“It’s all about taking a smarter technology for being able to regulate these chargers without flattening the power system,” Bartlett says.
For electric vehicles to become a real option for Australians on a widespread basis, “It’s got to be affordable and its got to be fit for purpose,” he says, adding that there must be benefit for the station operators also.
“If we can recharge then in 10 minutes instead of doing 20 cars a day you can do 2,000 cars a day. When you look at the number of cars on our roads you need to have the volume, so this solves both problems.”
“The customer can do it quickly and the owner of the recharging station can get all the vehicles through. I think it’s really important for the end user and it’s probably important for Australia if we are waiting to decarbonise and shift away from fossil fuels.”
Supported by Springfield City Group, Tritium, Energy Queensland, the Queensland Department of Infrastructure and the Queensland Department of Energy, the project will also create employment opportunities in Springside where the company is based.
“As we expand the company through this project, Visional Technologies will expand to four-times its size with 15 new jobs, and a further 15 jobs expected to be created through the technology rollout,” he continues.
The Ignite Ideas Fund is aimed at startups and small to medium businesses that are market-ready or have the potential to shake up industries through disruption, and boost Queensland’s competitive edge in global markets.
Queensland’s Chief Entrepreneur and Shark Tank panellist Steve Baxter recognises the difficulty that startups can face finding the money to take steps forward.
“Access to capital is one of the key challenges for early stage startups. The Ignite Ideas grants provide a source of funding that can take these businesses to the next level, helping them commercialise quickly,” Baxter says.
The funding awarded to Visional Technologies forms part of the Palaszczuk Government’s $650 million Advance Queensland initiative.
Bridie Schmidt is lead reporter for The Driven, sister site of Renew Economy. She specialises in writing about new technology and has been writing about electric vehicles for two years.
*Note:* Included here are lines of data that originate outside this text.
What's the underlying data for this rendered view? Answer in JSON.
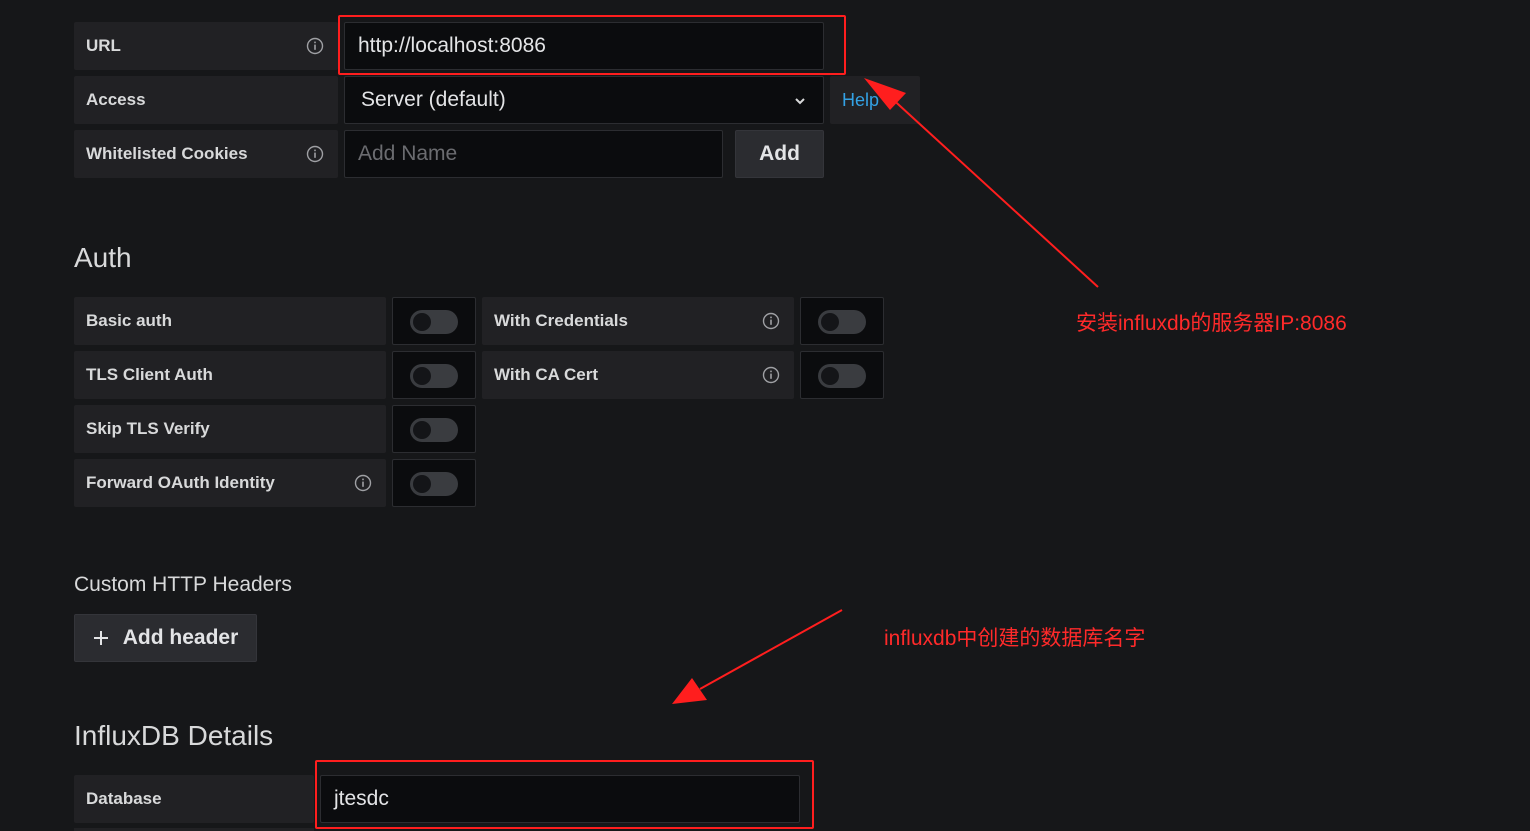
{
  "http": {
    "url": {
      "label": "URL",
      "value": "http://localhost:8086"
    },
    "access": {
      "label": "Access",
      "value": "Server (default)",
      "help": "Help"
    },
    "cookies": {
      "label": "Whitelisted Cookies",
      "placeholder": "Add Name",
      "add_label": "Add"
    }
  },
  "auth": {
    "title": "Auth",
    "basic_auth": "Basic auth",
    "with_credentials": "With Credentials",
    "tls_client_auth": "TLS Client Auth",
    "with_ca_cert": "With CA Cert",
    "skip_tls_verify": "Skip TLS Verify",
    "forward_oauth": "Forward OAuth Identity",
    "toggles": {
      "basic_auth": false,
      "with_credentials": false,
      "tls_client_auth": false,
      "with_ca_cert": false,
      "skip_tls_verify": false,
      "forward_oauth": false
    }
  },
  "custom_headers": {
    "title": "Custom HTTP Headers",
    "add_label": "Add header",
    "add_icon": "plus-icon"
  },
  "influx": {
    "title": "InfluxDB Details",
    "database_label": "Database",
    "database_value": "jtesdc"
  },
  "annotations": {
    "server_ip": "安装influxdb的服务器IP:8086",
    "database_name": "influxdb中创建的数据库名字",
    "color": "#ff1e1e"
  }
}
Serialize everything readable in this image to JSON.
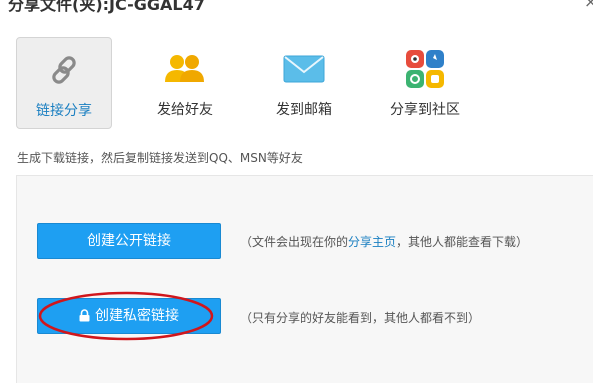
{
  "window": {
    "title": "分享文件(夹):JC-GGAL47",
    "close_icon": "close-icon"
  },
  "tabs": [
    {
      "label": "链接分享",
      "icon": "link-icon",
      "active": true
    },
    {
      "label": "发给好友",
      "icon": "friends-icon",
      "active": false
    },
    {
      "label": "发到邮箱",
      "icon": "mail-icon",
      "active": false
    },
    {
      "label": "分享到社区",
      "icon": "community-icon",
      "active": false
    }
  ],
  "hint": "生成下载链接，然后复制链接发送到QQ、MSN等好友",
  "public": {
    "button_label": "创建公开链接",
    "desc_before": "（文件会出现在你的",
    "desc_link": "分享主页",
    "desc_after": "，其他人都能查看下载）"
  },
  "private": {
    "button_label": "创建私密链接",
    "lock_icon": "lock-icon",
    "desc": "（只有分享的好友能看到，其他人都看不到）"
  },
  "colors": {
    "accent": "#1e9ff2",
    "link": "#1a7fc1",
    "annotation": "#d0161c"
  }
}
She has a keen interest in the role that zero emissions transport has to play in sustainability and is co-organiser of the Northern Rivers Electric Vehicle Forum.